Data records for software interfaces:
================================

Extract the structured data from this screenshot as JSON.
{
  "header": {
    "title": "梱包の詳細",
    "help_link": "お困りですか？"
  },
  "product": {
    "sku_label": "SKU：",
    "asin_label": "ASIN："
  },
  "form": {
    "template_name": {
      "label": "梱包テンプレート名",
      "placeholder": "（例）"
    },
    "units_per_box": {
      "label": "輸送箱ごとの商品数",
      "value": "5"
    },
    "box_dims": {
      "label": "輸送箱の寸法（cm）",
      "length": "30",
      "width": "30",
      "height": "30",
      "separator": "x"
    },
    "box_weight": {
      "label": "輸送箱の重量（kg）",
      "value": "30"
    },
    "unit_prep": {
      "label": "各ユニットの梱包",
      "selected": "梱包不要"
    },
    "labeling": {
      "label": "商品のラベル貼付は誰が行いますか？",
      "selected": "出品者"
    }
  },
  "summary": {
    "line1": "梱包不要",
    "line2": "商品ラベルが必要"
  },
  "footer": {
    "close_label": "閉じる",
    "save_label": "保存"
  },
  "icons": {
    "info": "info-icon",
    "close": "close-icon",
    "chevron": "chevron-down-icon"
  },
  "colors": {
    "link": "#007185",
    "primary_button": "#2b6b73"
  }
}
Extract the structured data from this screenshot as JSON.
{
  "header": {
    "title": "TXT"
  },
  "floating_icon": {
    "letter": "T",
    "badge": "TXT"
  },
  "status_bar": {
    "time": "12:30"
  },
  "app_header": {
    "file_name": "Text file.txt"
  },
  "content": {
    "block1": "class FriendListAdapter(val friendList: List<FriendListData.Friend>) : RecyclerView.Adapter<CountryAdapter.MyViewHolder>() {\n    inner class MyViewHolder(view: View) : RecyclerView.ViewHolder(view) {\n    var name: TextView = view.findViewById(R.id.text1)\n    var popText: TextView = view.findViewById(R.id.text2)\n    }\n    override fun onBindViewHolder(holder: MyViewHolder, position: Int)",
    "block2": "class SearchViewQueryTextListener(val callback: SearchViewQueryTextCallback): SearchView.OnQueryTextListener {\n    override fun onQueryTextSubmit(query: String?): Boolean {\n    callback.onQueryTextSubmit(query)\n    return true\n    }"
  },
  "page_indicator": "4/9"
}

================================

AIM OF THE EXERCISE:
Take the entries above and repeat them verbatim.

ANSWER FOR THE TASK:
Extract the structured data from this screenshot as JSON.
{
  "header": {
    "title": "梱包の詳細",
    "help_link": "お困りですか？"
  },
  "product": {
    "sku_label": "SKU：",
    "asin_label": "ASIN："
  },
  "form": {
    "template_name": {
      "label": "梱包テンプレート名",
      "placeholder": "（例）"
    },
    "units_per_box": {
      "label": "輸送箱ごとの商品数",
      "value": "5"
    },
    "box_dims": {
      "label": "輸送箱の寸法（cm）",
      "length": "30",
      "width": "30",
      "height": "30",
      "separator": "x"
    },
    "box_weight": {
      "label": "輸送箱の重量（kg）",
      "value": "30"
    },
    "unit_prep": {
      "label": "各ユニットの梱包",
      "selected": "梱包不要"
    },
    "labeling": {
      "label": "商品のラベル貼付は誰が行いますか？",
      "selected": "出品者"
    }
  },
  "summary": {
    "line1": "梱包不要",
    "line2": "商品ラベルが必要"
  },
  "footer": {
    "close_label": "閉じる",
    "save_label": "保存"
  },
  "icons": {
    "info": "info-icon",
    "close": "close-icon",
    "chevron": "chevron-down-icon"
  },
  "colors": {
    "link": "#007185",
    "primary_button": "#2b6b73"
  }
}
Extract the structured data from this screenshot as JSON.
{
  "header": {
    "title": "TXT"
  },
  "floating_icon": {
    "letter": "T",
    "badge": "TXT"
  },
  "status_bar": {
    "time": "12:30"
  },
  "app_header": {
    "file_name": "Text file.txt"
  },
  "content": {
    "block1": "class FriendListAdapter(val friendList: List<FriendListData.Friend>) : RecyclerView.Adapter<CountryAdapter.MyViewHolder>() {\n    inner class MyViewHolder(view: View) : RecyclerView.ViewHolder(view) {\n    var name: TextView = view.findViewById(R.id.text1)\n    var popText: TextView = view.findViewById(R.id.text2)\n    }\n    override fun onBindViewHolder(holder: MyViewHolder, position: Int)",
    "block2": "class SearchViewQueryTextListener(val callback: SearchViewQueryTextCallback): SearchView.OnQueryTextListener {\n    override fun onQueryTextSubmit(query: String?): Boolean {\n    callback.onQueryTextSubmit(query)\n    return true\n    }"
  },
  "page_indicator": "4/9"
}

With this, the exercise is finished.